I was at work last night. The dog warden brought in a staffy puppy. He is very sweet. Someone found him Sunday and kept him overnight. They finally rang the dog warden Monday evening to say when they had found it and it had been limping.
He was limping all right, the femur was fractured and the leg was literally "swinging in the wind". It is too high a fracture for us to put a supporting dressing on so he has had a strong dose of pain relief and anti inflammatory. He may have a concious x-ray overnight if he lies still enough.
He had some food when he came in so a GA is out. If not then he will have a GA Tuesday and the surgeon will assess him. I do not know what will happen to the pup, chances are it will be repaired and rehomed but that will depend on the x-ray.
If you find an animal and there is anything amiss please make sure that you contact the dog warden or rspca, as soon as you find them. Even if they are fit they need to be taken to someone (vet, rescue centre,dog warden, etc) that deals with strays who can scan them for a microchip and hopefully trace the owner.
The RSPCA in the NW are often slow at collecting, blame the head office not the ACO. They do a bloody hard job in the face of extreme abuse often over how long they take. There are about 4 ACO (animal collection officers) and they cover a huge area, the whole of the north west UK.
The local dog wardens may also be slow. Help them all by arranging to take the animal in to a vet, ask them to let the vet know you will take it in and they can arrange collection from there.
By law UK vets have to offer first aid, even if that is just putting an animal to sleep. I know some practices that begrudge even pain relief and l have had to sneak it to them with a junior vets ok on the strong drugs l have used. Nothing is noted and drugs given passed on verbally so only the nurses and one vet knows what’s been given and when. A nurse or vet will sneak back overnight unpaid to give more pain relief. Yes it is shameful but the animals will always have someone in the practice to supply their needs above or below the management radar.
Where l went last night they are the opposite. Blood tests, x-rays and general anaesthetics, chest drains, feeding tubes, oxygen therapy, fluid therapy about 90% of the strays need iv fluids and all drugs are supplied.
Each animals needs are assessed. Uninjured strays are shipped off to rehoming /rescue centres as soon as possible. Terrible injures to animals means put down on admit. Those too old, too old and ill, young and too ill, if they are dangerous, or it is just not cost effective to repair them. The animals in these categories are given 3 days, this allows for owners to come forward. The 3 day patients are the worst ones. You nurse them, often intensely over 3 days, then they are put down.
If an operation is possible then major operations are carried out. Amputations, eye removals (one only eye if both needed removal they would be put down) Legs and pelvis are repaired, wounds repaired, spay or castrate is done, and the nurses arrange re homing.

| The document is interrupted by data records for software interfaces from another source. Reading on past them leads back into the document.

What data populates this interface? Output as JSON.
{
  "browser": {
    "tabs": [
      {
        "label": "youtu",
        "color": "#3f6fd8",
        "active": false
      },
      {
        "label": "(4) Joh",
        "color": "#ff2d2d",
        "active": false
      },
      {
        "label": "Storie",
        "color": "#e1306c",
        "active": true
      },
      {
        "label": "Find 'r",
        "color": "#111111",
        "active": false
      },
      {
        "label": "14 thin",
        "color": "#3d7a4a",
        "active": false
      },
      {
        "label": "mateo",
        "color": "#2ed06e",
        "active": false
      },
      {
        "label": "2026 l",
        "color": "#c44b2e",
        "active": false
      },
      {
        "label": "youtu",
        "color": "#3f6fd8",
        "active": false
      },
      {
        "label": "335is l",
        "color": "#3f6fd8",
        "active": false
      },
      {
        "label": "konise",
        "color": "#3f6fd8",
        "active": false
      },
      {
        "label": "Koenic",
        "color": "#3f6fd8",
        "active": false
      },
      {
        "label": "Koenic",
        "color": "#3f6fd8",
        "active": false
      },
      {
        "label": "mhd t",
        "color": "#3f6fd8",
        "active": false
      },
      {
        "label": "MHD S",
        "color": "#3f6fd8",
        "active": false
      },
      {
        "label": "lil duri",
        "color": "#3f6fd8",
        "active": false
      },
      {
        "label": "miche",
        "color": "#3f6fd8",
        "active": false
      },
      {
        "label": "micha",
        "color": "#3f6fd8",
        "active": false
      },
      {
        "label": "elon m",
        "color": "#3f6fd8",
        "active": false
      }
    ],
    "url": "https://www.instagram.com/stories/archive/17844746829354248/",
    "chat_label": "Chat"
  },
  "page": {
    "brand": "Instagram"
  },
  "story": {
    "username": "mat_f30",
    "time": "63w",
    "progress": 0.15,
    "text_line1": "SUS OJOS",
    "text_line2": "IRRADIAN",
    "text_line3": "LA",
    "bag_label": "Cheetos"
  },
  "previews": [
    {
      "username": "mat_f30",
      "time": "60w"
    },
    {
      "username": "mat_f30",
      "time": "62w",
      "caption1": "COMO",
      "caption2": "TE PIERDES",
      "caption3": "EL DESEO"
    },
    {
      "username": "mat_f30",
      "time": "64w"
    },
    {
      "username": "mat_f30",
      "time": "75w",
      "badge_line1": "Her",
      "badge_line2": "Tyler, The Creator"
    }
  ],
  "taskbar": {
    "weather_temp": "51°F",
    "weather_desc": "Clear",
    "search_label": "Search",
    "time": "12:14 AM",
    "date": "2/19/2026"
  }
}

3 nurses tend to specialise and have “black books” although all of the nurses join in.
There is an internal stray fund and anyone that gives a donation, the money goes into that and is put to good use. Check if your vet runs such a fund. To be fair someone has to pay for the drugs used, they are not cheap.
On the other hand when you see the amount of healthy strays that are destroyed, are you doing right by major operations and taking a home a healthy animal may have gone to? That healthy animal is often then destroyed?. Many agree, others see those that agree as cruel. Generally those who think it is cruel, have not had to deal with the sharp end. A rescue centre that is snowed down under healthy unwanted dogs or strays. No where to put them and seeing long term animals getting cage sick.
If anyone has any answers please let me know.
Putting anything down healthy or ill is not easy. You learn to sit hard on your feelings and make excuses or you would tear apart. Even so all of us have those moments when emotion takes us and when it does it is a really hard belly kick. Stress and depression is rife in the veterinary profession. I understand vets have the highest suicide rate. A lovely vet l knew committed suicide about 4 weeks ago. Veterinary Nurses also have a high suicide rate.
The problem is not easy to resolve and until breeding animals and unregulated sale and ownership of animals is brought under proper control it will continue.
Dogs Trust and Cat Protection League (CPL) and some of the smaller charities have packages to help with neutering contact them and do not let your pet have even one litter. Each of those "sweet babies" will grow up and someone may well breed from them and continue the problem.
The stray puppy snuggled under a blanket.